The last full day of riding was the hardest day of riding for us. All day we encountered 25-30 mph headwinds which was more of a metal challenge than physical. It was a hard fight to keep up with our time in hand. As the time in hand dissipated we knew we would have a sleepless night if we wanted to finish within the time limit. With the lack of sleep already the thought of even more brought waterworks. A volunteer at Spalding saw the flicker of defeat in our faces and he sat and talked to us. He said what you are doing is hard and you should be proud of what you have accomplished this far. He knows people that have completed in Iron Man competitions and would never dream of doing events like this. He probably did not know it but the little pep talk once again pulled me from a dark place. I did not train hours on hours to sit at a table and get upset the wind was not going to die down overnight. We are the Trotts we will fight until we have nothing left. We had a drop bag here and decided to go ahead and change kits.
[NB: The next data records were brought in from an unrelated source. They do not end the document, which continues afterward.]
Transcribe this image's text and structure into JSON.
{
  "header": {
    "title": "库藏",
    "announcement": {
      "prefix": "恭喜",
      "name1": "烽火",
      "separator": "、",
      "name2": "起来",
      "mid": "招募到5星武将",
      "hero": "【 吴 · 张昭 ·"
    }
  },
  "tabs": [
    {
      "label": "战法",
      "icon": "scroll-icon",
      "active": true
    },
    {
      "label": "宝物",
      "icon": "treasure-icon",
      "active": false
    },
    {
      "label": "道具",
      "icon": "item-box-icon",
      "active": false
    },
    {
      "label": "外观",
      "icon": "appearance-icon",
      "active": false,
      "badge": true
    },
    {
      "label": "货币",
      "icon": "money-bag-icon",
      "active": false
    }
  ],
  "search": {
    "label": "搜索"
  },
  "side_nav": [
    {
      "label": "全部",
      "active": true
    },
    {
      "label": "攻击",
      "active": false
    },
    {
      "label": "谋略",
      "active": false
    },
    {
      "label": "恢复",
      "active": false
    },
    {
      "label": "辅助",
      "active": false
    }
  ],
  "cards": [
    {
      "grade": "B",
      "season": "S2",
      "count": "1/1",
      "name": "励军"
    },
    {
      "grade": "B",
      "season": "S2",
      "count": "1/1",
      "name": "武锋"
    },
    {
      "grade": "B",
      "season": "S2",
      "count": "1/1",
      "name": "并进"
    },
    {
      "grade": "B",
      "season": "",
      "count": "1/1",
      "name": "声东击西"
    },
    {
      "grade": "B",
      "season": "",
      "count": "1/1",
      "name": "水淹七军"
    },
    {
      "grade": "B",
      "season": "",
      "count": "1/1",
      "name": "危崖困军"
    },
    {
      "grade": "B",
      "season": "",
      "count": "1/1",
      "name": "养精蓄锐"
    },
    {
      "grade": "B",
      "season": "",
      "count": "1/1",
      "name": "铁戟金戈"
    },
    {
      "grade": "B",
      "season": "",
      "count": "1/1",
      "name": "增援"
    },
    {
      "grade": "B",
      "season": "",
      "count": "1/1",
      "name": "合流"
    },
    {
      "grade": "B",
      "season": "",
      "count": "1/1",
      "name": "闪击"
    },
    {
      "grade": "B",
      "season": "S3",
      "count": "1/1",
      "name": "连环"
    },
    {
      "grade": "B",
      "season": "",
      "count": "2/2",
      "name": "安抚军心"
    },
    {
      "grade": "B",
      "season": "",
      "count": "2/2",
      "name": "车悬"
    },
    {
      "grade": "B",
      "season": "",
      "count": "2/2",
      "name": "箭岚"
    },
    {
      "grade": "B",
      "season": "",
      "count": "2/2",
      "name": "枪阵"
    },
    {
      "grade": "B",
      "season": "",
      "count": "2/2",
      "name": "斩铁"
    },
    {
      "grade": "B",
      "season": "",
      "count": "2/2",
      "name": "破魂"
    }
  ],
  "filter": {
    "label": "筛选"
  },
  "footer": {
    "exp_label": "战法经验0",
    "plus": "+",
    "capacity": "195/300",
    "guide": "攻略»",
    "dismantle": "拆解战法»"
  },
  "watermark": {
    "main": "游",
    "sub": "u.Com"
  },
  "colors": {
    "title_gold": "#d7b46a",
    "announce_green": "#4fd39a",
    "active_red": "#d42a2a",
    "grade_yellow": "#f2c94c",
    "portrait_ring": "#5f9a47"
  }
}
After fumbling with the knot I slowly open the bag where the first thing I see is a note I wrote to Steve and I. I had written motivation notes and placed them in all our drop bags the day of registration some to Steve, some to myself, and some to both of us. I had completing forgotten I had written the note even though we had already used three drop bags. I opened the note and cried. Three simple sentences of encouragement and love. Steve found the note and cried too. We were going to make it.
We will never forget the people we meet on this trip from the five other tandem teams we encountered, the other vegans, to the other cyclist we meet from the around the globe from the countries of Spain, Germany, Britain, USA, Australia, France, Denmark, Belarus, Italy, Brazil, Ireland, and Scotland. This journey changed us a bit, by remolding us to refine our definition of what we think we are capable of accomplishing. We asked veterans why they keeping coming back to do LEL? Many did not have an answer. Is the beauty of the landscape and the people you meet worth all the hardship? I do not know yet. I do know that when I am asked if I would do it again there is a pause, a hesitation. A portion deep within my soul is calling out yes! I don’t think anything will ever challenge my all being as much as a grand brevet. My personality will call for another challenge and I will be propelled to conquer it. LEL this year had a 55% success rate for finishers within the time limit with an additional 10% finishing outside the time limit. We knew this ride would be a challenge but we never expected it to drain us to our core in every sense. Mojo the llama represented all our family and friends cheering us on from home. Mile after mile we were never alone and you were always with us. Thank you each and every one for your constant support in us, for following our journey this year, and for believing in us. You were part of our success!